"The taxpayers of Mississippi will not tolerate any misuse of taxpayers' funds, but especially when it involves our school children, the future of our state," said State Auditor Stacey Pickering. "Dr. Franklin's actions directly impacted students in the Greenville Public School System, and he must be held accountable for his actions."
Felicia C. Adams, United States Attorney for the Northern District of Mississippi, stated: "Dr. Franklin's actions harmed the integrity of our public school system and impacted some of our most vulnerable citizens, the children of the Greenville Public School District. When officials abuse the public trust, our office will remain steadfast in prosecuting these individuals and ultimately ensuring that justice is served."
Franklin was released on a $5,000 bond pending sentencing, which will take place following the completion of a presentence report. At sentencing, he faces a maximum possible penalty of not more than twenty-five years in prison, not more than $750,000 in fines, and restitution in the amount of loss.
"Today's action shows that this former school superintendent not only knowingly and willfully abused his position of trust for personal gain, but did so at the expense of the children he promised to serve. That is unacceptable," said Yessyka Santana, Special Agent in Charge of the U.S. Department of Education Office of Inspector General Southeastern Regional Office. "Deservedly, Mr. Franklin will now be held accountable for cheating Mississippi's students."

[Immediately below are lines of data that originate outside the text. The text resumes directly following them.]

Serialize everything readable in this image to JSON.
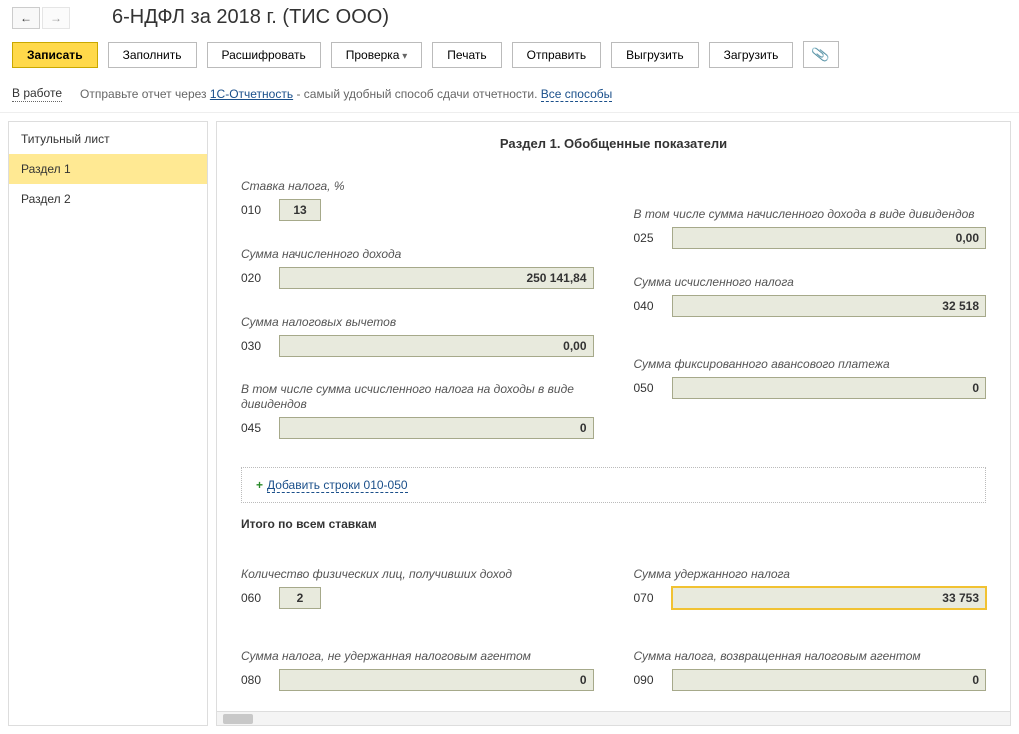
{
  "nav": {
    "back": "←",
    "forward": "→"
  },
  "title": "6-НДФЛ за 2018 г. (ТИС ООО)",
  "toolbar": {
    "write": "Записать",
    "fill": "Заполнить",
    "decode": "Расшифровать",
    "check": "Проверка",
    "print": "Печать",
    "send": "Отправить",
    "export": "Выгрузить",
    "load": "Загрузить"
  },
  "info": {
    "status": "В работе",
    "hint_pre": "Отправьте отчет через ",
    "hint_link": "1С-Отчетность",
    "hint_post": " - самый удобный способ сдачи отчетности. ",
    "all": "Все способы"
  },
  "sidebar": {
    "items": [
      {
        "label": "Титульный лист"
      },
      {
        "label": "Раздел 1"
      },
      {
        "label": "Раздел 2"
      }
    ]
  },
  "section": {
    "title": "Раздел 1. Обобщенные показатели",
    "left": {
      "rate_label": "Ставка налога, %",
      "row010": {
        "code": "010",
        "value": "13"
      },
      "income_label": "Сумма начисленного дохода",
      "row020": {
        "code": "020",
        "value": "250 141,84"
      },
      "deduct_label": "Сумма налоговых вычетов",
      "row030": {
        "code": "030",
        "value": "0,00"
      },
      "div_label": "В том числе сумма исчисленного налога на доходы в виде дивидендов",
      "row045": {
        "code": "045",
        "value": "0"
      }
    },
    "right": {
      "div_income_label": "В том числе сумма начисленного дохода в виде дивидендов",
      "row025": {
        "code": "025",
        "value": "0,00"
      },
      "calc_label": "Сумма исчисленного налога",
      "row040": {
        "code": "040",
        "value": "32 518"
      },
      "fixed_label": "Сумма фиксированного авансового платежа",
      "row050": {
        "code": "050",
        "value": "0"
      }
    },
    "add_lines": "Добавить строки 010-050",
    "totals_head": "Итого по всем ставкам",
    "bottom_left": {
      "count_label": "Количество физических лиц, получивших доход",
      "row060": {
        "code": "060",
        "value": "2"
      },
      "notheld_label": "Сумма налога, не удержанная налоговым агентом",
      "row080": {
        "code": "080",
        "value": "0"
      }
    },
    "bottom_right": {
      "held_label": "Сумма удержанного налога",
      "row070": {
        "code": "070",
        "value": "33 753"
      },
      "returned_label": "Сумма налога, возвращенная налоговым агентом",
      "row090": {
        "code": "090",
        "value": "0"
      }
    }
  }
}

This case was investigated by the Mississippi State Auditor's Office and the United States Department of Education and is being prosecuted by Assistant United States Attorneys John Marshall Alexander and Clayton A. Dabbs.